“But confidence that these unfunded tax cuts are a coherent policy for the current time of inflation is fading as the pound slides to new 37-year lows against the dollar at 1.10 and the borrowing cost of the government escalate.
“The yield on 10-year Treasuries shot up to 3.7%, rising from 3.2% on Tuesday, as investors demanded higher returns for the greater risk they were taking by buying government debt.”
The recent plunge in the pound is unusual, despite a rise in interest rates.
“This is not supposed to happen in developed countries: we expect spending with deficits to drive up interest rates and raise currencies, which happened under Reagan,” said Paul Krugman, an American economist who won the Nobel Prize in 2008.
He added: “But Britain is now acting like a developing country, where perceived fiscal irresponsibility undermines confidence in the value of its currency.”
Decreases were also recorded on the international markets.
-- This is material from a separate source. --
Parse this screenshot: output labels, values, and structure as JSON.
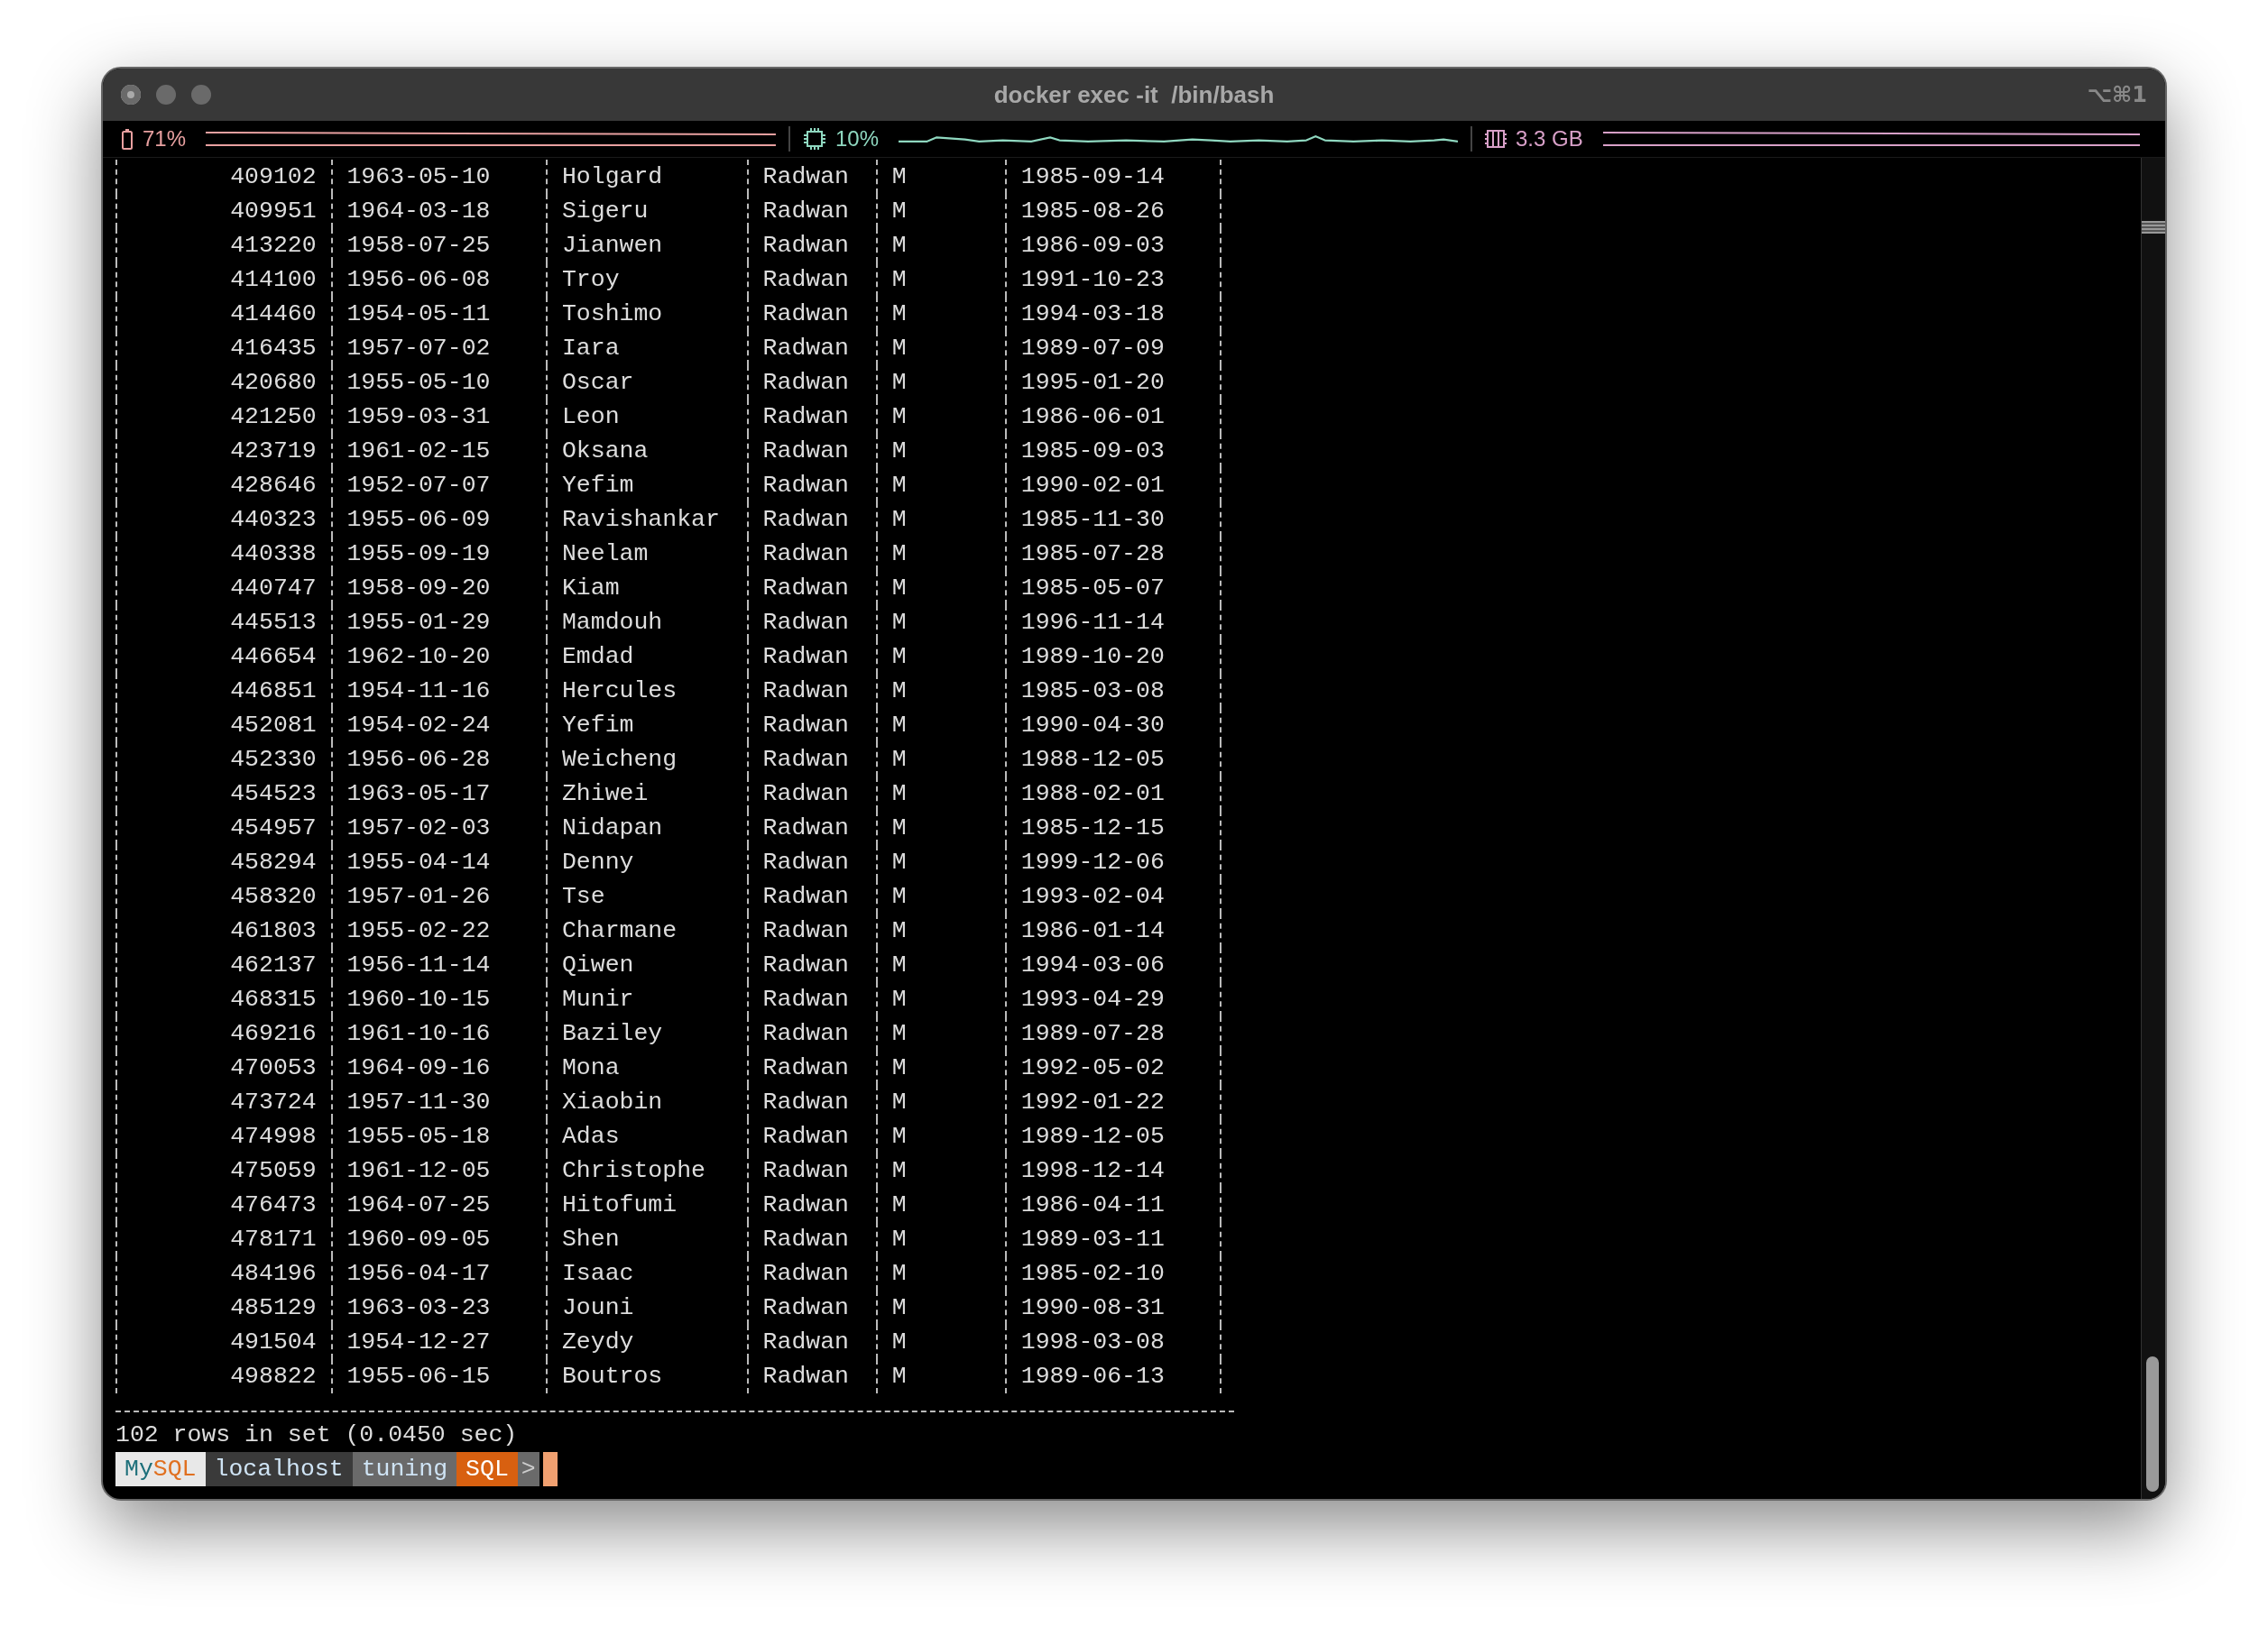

Germany’s Dax index fell 2% and Paris Cac 40 fell 2.3%
On Wall Street, the S&P 500 was down 2.3% shortly after markets closed in Europe. At the same time, the Dow Jones fell 2%.
The price of Brent crude fell 5.2% to $85.72 a barrel, the lowest level since the start of the war in Ukraine.
In company news, shares in Made.com crashed by a fifth after the company revealed it was considering job cuts and a possible sale of the company.
The company is conducting a “strategic workforce review” to reduce costs as it faces a decline in consumer spending and supply chain disruption.
The TSWT has reported that more than a third of the workforce could disappear.
Meanwhile, Revolution Beauty has announced that it will investigate its failure to monitor its own results quickly enough. The company also issued a profit warning. Shares were suspended late last month, so didn’t move on the day.
The biggest risers on the FTSE 100 were Haleon, up from 11.45p to 277.45p, Experian, up from 50p to 2,627p, Halma, up from 36p to 2,061p, Pershing Square, up from 45p to 2,790 p, and Intertek, up from 50p to 3,761p.
The biggest decliners on the FTSE 100 were JD Sports, down 7.55p to 105.9p, Harbor Energy, down 29.5p to 452.6p, Natwest Group, down 16p to 242.4p, Anglo American , down from 169p to 2,670p, and Land Securities, down 34p to 535.8p.